for good luck but to no effect. I used to take my position in a fixed place too, towards her right side
behind her and quite away from her. That was the closest I could be. I tried to keep that constant. Her
presence had made my classes to have a reason. I attended most of them. She attended all. When I
started off from my hostel, I knew she would be there, in the same seat today as any other day. I also
remembered about her fort that guarded her and the stern with which they guarded her identity. I had
to come to the classes. She was the reason for some days that I attended classes.
During the lectures, with her books, her glasses and the air in between, a pen used to dance between
her fingers. Sometimes it used to jot things that made sense. Most of the time, they moved in repeated
circles to make some shapes that hardly made sense to me. Though I could not make out the shapes
distinctly from the distance, I noticed her pen in mischief as other students did their own affairs around.
But her pen held up always: no one could notice her not making complete notes, even though they were
not really mandatory. The weird shapes came out on the back of the book though. I used to wonder in
astonishment why she did not make complete notes. She used to write a line or two at times but it was
in surges. Her not having interest in lectures was quite obvious. What was not obvious was the fact that
she still attended each of them. Not attending would have attracted attention too, by the way. Deviating
from any norm would have caused a spur and would have attracted attention. Lectures were meant to
be attended, so she attended them.
Her pen, books and the bag were the only things that caused imperfection to her exhibition. Her eyes
could not help when once her pen played mischief with its owner. The pen had remained faithful until it
crossed limits and it committed the sin. Before she could notice it, there was ink all over her fingers and
her hand. When her eyes discovered the attack attempt, they were infuriated. Nothing had ever tried to
disobey their commands. The pen had cheated on it. However, it was too late and the pen had done its
job. Her fingers were stained ink blue. The back of her hands were also spoiled all over. She had to do
something and hide it. She tore off some sheets of paper from the back of her book and rubbed her
hands to wipe off the dirty ink. She did it with regret as well as anger. Regret for not noticing it few
moments earlier and anger for the cheating by a mere pen.
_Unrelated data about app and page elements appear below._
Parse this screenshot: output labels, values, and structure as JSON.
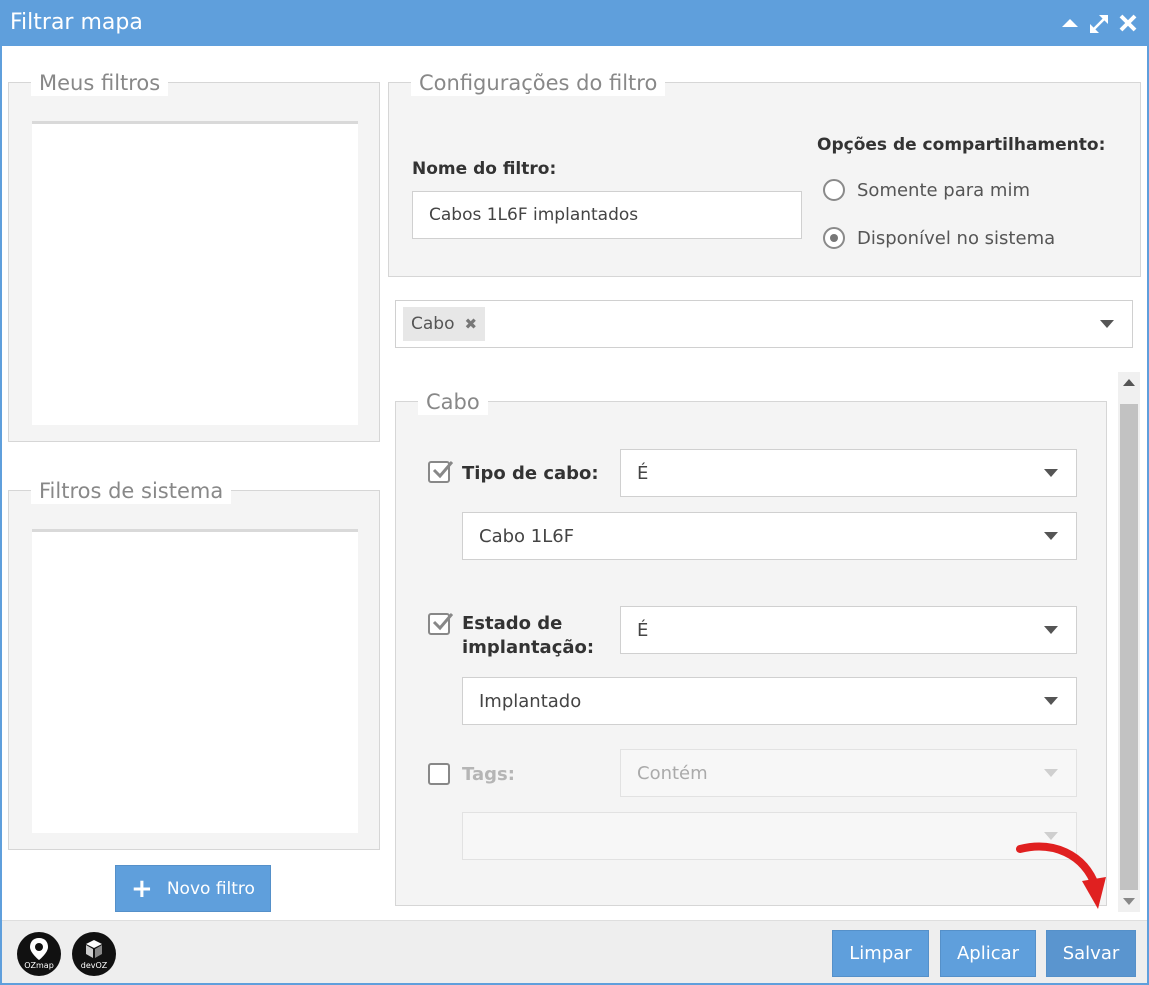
{
  "window": {
    "title": "Filtrar mapa",
    "controls": [
      "collapse-icon",
      "maximize-icon",
      "close-icon"
    ]
  },
  "left": {
    "my_filters_legend": "Meus filtros",
    "system_filters_legend": "Filtros de sistema",
    "new_filter_button": "Novo filtro"
  },
  "config": {
    "legend": "Configurações do filtro",
    "name_label": "Nome do filtro:",
    "name_value": "Cabos 1L6F implantados",
    "sharing_label": "Opções de compartilhamento:",
    "sharing_options": [
      {
        "label": "Somente para mim",
        "checked": false
      },
      {
        "label": "Disponível no sistema",
        "checked": true
      }
    ]
  },
  "layers_select": {
    "selected_chip": "Cabo"
  },
  "cabo_section": {
    "legend": "Cabo",
    "rows": [
      {
        "label": "Tipo de cabo:",
        "checked": true,
        "operator": "É",
        "value": "Cabo 1L6F"
      },
      {
        "label_line1": "Estado de",
        "label_line2": "implantação:",
        "checked": true,
        "operator": "É",
        "value": "Implantado"
      },
      {
        "label": "Tags:",
        "checked": false,
        "operator": "Contém",
        "value": ""
      }
    ]
  },
  "footer": {
    "logos": [
      {
        "name": "ozmap-logo",
        "text": "OZmap"
      },
      {
        "name": "devoz-logo",
        "text": "devOZ"
      }
    ],
    "buttons": {
      "clear": "Limpar",
      "apply": "Aplicar",
      "save": "Salvar"
    }
  },
  "colors": {
    "accent": "#5f9fdc",
    "annotation_arrow": "#e02020"
  }
}
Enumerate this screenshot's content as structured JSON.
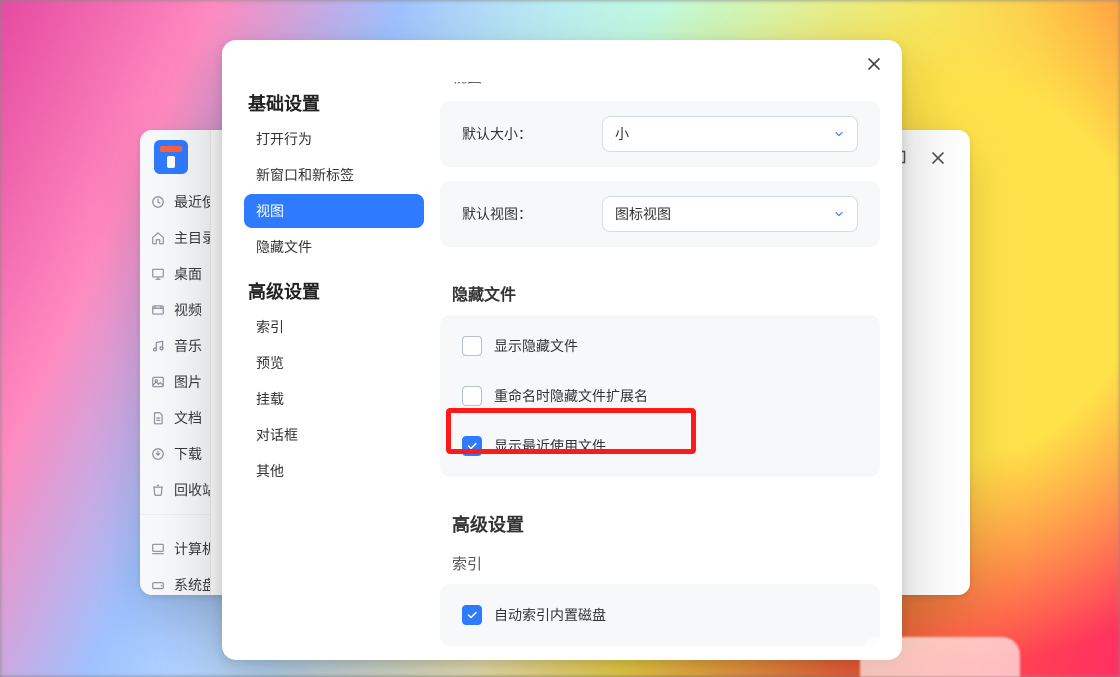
{
  "bg_window": {
    "sidebar_items": [
      {
        "icon": "clock",
        "label": "最近使用"
      },
      {
        "icon": "home",
        "label": "主目录"
      },
      {
        "icon": "desktop",
        "label": "桌面"
      },
      {
        "icon": "video",
        "label": "视频"
      },
      {
        "icon": "music",
        "label": "音乐"
      },
      {
        "icon": "picture",
        "label": "图片"
      },
      {
        "icon": "document",
        "label": "文档"
      },
      {
        "icon": "download",
        "label": "下载"
      },
      {
        "icon": "trash",
        "label": "回收站"
      }
    ],
    "sidebar_items2": [
      {
        "icon": "computer",
        "label": "计算机"
      },
      {
        "icon": "disk",
        "label": "系统盘"
      }
    ]
  },
  "dialog": {
    "nav": [
      {
        "title": "基础设置",
        "items": [
          {
            "label": "打开行为",
            "active": false
          },
          {
            "label": "新窗口和新标签",
            "active": false
          },
          {
            "label": "视图",
            "active": true
          },
          {
            "label": "隐藏文件",
            "active": false
          }
        ]
      },
      {
        "title": "高级设置",
        "items": [
          {
            "label": "索引",
            "active": false
          },
          {
            "label": "预览",
            "active": false
          },
          {
            "label": "挂载",
            "active": false
          },
          {
            "label": "对话框",
            "active": false
          },
          {
            "label": "其他",
            "active": false
          }
        ]
      }
    ],
    "content": {
      "scrolled_heading": "视图",
      "size_row": {
        "label": "默认大小：",
        "value": "小"
      },
      "view_row": {
        "label": "默认视图：",
        "value": "图标视图"
      },
      "hidden_files_title": "隐藏文件",
      "hidden_files_options": [
        {
          "label": "显示隐藏文件",
          "checked": false
        },
        {
          "label": "重命名时隐藏文件扩展名",
          "checked": false,
          "highlighted": true
        },
        {
          "label": "显示最近使用文件",
          "checked": true
        }
      ],
      "advanced_title": "高级设置",
      "index_title": "索引",
      "index_options": [
        {
          "label": "自动索引内置磁盘",
          "checked": true
        }
      ]
    }
  }
}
One sheet after another, the ink on her
fingers muffled from dark spots to a uniform tone and covered her entire palm of both her hands.
Rubbing her bright fingers caused the red of the beneath to peek from between the blue all over. She
could not prevent the flush on her face either. Her eyes grew vigilant. It was no less than a military
attack on the empire she used to carry.
We had attended lectures just during the first year at college, after which our paths differentiated; she
belonged to a different department than mine. During the lucky one year, there used to be weeks when
I did not notice her, but the realization came too late: when the next time my eyes caught her sight. This
was since she had done her best in not making her presence felt. One could be easily deceived about her
presence. It was not unlike her absence. She left no signs and clues of her movements and activities. Her
chores were carried out behind the disguise of obviousness, as perfectly as a task one does not do! It
was indeed the perfection associated with an undone task, an abandoned, neglected and comfortably
I had later realized that it was sad those eyes did not allow anybody in. What if someday she would have
to surrender to someone her eyes did not approve of? It would be difficult! I had myself dreamt of
participating in her perfection, in a manner she would approve. But probably the guards of her fort had
indicated that I was not up to the mark. I did not deserve a look from her. i had to explain this to my
eyes, saying a look could be completed only when it was returned, which needed to fulfill some
requirements. Thus, I had not really looked at her, since she never returned back a look! Moreover, I
myself accepted the fact that perfect things like her were only to be admired from a distance. Of course,
would you like to hug the mighty Sun?